[Opening Records for this exercise section]

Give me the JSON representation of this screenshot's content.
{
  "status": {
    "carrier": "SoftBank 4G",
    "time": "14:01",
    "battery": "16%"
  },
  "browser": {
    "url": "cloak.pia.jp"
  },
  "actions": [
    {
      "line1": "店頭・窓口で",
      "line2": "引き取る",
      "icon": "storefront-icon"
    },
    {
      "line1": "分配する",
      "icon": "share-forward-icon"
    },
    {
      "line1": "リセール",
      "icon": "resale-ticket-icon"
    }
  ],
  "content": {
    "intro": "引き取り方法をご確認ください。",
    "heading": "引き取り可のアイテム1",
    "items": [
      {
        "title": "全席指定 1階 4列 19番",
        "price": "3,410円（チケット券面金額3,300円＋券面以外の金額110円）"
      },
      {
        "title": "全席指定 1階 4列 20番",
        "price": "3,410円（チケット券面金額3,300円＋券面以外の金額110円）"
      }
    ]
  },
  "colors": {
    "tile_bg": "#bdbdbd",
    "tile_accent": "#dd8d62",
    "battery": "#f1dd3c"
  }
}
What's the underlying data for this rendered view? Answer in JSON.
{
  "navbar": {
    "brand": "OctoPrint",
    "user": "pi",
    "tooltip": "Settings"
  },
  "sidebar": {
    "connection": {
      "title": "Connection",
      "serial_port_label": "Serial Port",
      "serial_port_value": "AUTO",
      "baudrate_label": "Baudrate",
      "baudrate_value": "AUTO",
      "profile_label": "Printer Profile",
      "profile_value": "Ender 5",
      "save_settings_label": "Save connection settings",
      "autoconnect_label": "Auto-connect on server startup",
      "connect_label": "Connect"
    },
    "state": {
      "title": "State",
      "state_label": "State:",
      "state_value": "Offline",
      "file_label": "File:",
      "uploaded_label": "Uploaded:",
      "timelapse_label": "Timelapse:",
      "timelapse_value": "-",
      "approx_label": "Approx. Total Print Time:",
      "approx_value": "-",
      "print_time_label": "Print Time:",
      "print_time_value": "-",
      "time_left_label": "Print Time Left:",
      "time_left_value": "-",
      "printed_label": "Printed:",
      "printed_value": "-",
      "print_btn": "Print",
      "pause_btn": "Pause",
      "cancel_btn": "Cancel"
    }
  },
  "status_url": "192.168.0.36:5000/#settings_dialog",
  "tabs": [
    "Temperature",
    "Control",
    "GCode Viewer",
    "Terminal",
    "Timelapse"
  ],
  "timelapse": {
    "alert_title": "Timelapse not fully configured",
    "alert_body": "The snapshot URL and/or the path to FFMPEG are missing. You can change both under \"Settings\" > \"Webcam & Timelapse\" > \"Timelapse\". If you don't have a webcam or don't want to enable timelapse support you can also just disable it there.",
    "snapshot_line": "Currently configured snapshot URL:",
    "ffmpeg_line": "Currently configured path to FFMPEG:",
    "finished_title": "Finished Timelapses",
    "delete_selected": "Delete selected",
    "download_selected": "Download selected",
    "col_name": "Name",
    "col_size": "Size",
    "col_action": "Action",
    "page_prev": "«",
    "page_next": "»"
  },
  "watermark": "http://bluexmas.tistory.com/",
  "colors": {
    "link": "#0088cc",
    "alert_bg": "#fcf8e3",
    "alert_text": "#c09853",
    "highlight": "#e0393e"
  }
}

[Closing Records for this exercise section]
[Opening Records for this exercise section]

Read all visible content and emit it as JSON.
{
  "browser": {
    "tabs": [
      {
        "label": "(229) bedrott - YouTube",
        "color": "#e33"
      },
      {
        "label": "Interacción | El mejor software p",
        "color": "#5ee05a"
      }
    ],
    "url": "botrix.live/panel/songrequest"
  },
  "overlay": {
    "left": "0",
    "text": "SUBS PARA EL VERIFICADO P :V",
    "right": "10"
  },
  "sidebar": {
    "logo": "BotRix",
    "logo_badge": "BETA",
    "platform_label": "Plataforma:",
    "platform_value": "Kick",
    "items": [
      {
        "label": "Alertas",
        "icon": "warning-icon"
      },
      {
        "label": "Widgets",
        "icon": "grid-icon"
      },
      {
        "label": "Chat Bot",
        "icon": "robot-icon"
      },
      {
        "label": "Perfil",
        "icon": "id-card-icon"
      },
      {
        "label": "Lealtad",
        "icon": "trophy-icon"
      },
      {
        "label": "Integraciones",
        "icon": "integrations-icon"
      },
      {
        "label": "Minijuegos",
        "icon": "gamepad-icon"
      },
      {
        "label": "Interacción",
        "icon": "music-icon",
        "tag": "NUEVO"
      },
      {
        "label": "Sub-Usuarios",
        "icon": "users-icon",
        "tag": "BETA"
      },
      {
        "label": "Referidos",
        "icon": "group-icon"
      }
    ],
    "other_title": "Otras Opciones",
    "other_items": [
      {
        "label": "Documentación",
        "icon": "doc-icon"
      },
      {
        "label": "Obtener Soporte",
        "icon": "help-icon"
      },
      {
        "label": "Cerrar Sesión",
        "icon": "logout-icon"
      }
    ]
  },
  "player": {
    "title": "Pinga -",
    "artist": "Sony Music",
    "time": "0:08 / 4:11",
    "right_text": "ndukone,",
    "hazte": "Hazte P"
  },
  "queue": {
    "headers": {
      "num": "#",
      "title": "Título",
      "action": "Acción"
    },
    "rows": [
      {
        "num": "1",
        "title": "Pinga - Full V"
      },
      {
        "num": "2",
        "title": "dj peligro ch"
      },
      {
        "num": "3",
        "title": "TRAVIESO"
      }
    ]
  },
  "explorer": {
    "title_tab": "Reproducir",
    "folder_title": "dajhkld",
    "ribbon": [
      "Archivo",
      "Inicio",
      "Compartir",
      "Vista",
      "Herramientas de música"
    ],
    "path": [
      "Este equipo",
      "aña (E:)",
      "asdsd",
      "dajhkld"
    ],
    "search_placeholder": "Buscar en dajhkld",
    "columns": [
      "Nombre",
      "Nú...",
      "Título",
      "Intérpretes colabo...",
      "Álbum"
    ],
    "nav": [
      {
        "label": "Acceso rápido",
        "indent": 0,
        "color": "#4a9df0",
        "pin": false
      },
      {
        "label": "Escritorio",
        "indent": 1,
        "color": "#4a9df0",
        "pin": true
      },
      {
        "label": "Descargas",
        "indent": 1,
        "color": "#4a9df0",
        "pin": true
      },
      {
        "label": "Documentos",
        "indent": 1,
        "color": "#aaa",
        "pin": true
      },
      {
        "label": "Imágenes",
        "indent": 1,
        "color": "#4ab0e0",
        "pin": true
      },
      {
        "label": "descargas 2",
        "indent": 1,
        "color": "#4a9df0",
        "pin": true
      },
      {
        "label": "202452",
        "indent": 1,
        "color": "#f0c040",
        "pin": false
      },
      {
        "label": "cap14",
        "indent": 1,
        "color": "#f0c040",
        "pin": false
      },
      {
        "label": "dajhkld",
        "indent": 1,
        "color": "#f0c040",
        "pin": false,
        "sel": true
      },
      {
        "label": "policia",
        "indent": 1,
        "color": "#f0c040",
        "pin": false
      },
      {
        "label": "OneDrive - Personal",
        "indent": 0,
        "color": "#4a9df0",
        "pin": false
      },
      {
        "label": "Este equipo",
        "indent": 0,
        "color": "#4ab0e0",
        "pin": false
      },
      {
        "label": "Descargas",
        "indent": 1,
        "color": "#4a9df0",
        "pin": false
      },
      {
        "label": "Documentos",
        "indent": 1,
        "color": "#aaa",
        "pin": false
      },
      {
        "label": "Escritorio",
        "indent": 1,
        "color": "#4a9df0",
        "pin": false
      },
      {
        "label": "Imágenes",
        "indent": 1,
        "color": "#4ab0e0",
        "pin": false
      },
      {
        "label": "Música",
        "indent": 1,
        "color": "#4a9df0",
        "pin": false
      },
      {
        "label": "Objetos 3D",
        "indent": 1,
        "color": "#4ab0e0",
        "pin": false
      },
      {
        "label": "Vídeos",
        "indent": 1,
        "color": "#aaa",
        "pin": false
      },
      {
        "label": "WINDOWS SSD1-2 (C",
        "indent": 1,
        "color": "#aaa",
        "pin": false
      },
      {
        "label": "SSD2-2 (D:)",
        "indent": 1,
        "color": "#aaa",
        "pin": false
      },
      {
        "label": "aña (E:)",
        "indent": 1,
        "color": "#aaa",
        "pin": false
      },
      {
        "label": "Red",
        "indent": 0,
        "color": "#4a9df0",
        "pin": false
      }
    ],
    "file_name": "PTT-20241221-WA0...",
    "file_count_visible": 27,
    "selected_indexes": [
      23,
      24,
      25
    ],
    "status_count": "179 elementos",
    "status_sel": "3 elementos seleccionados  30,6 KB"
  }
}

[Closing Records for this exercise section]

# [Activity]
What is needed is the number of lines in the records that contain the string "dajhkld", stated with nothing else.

# [Answer]
4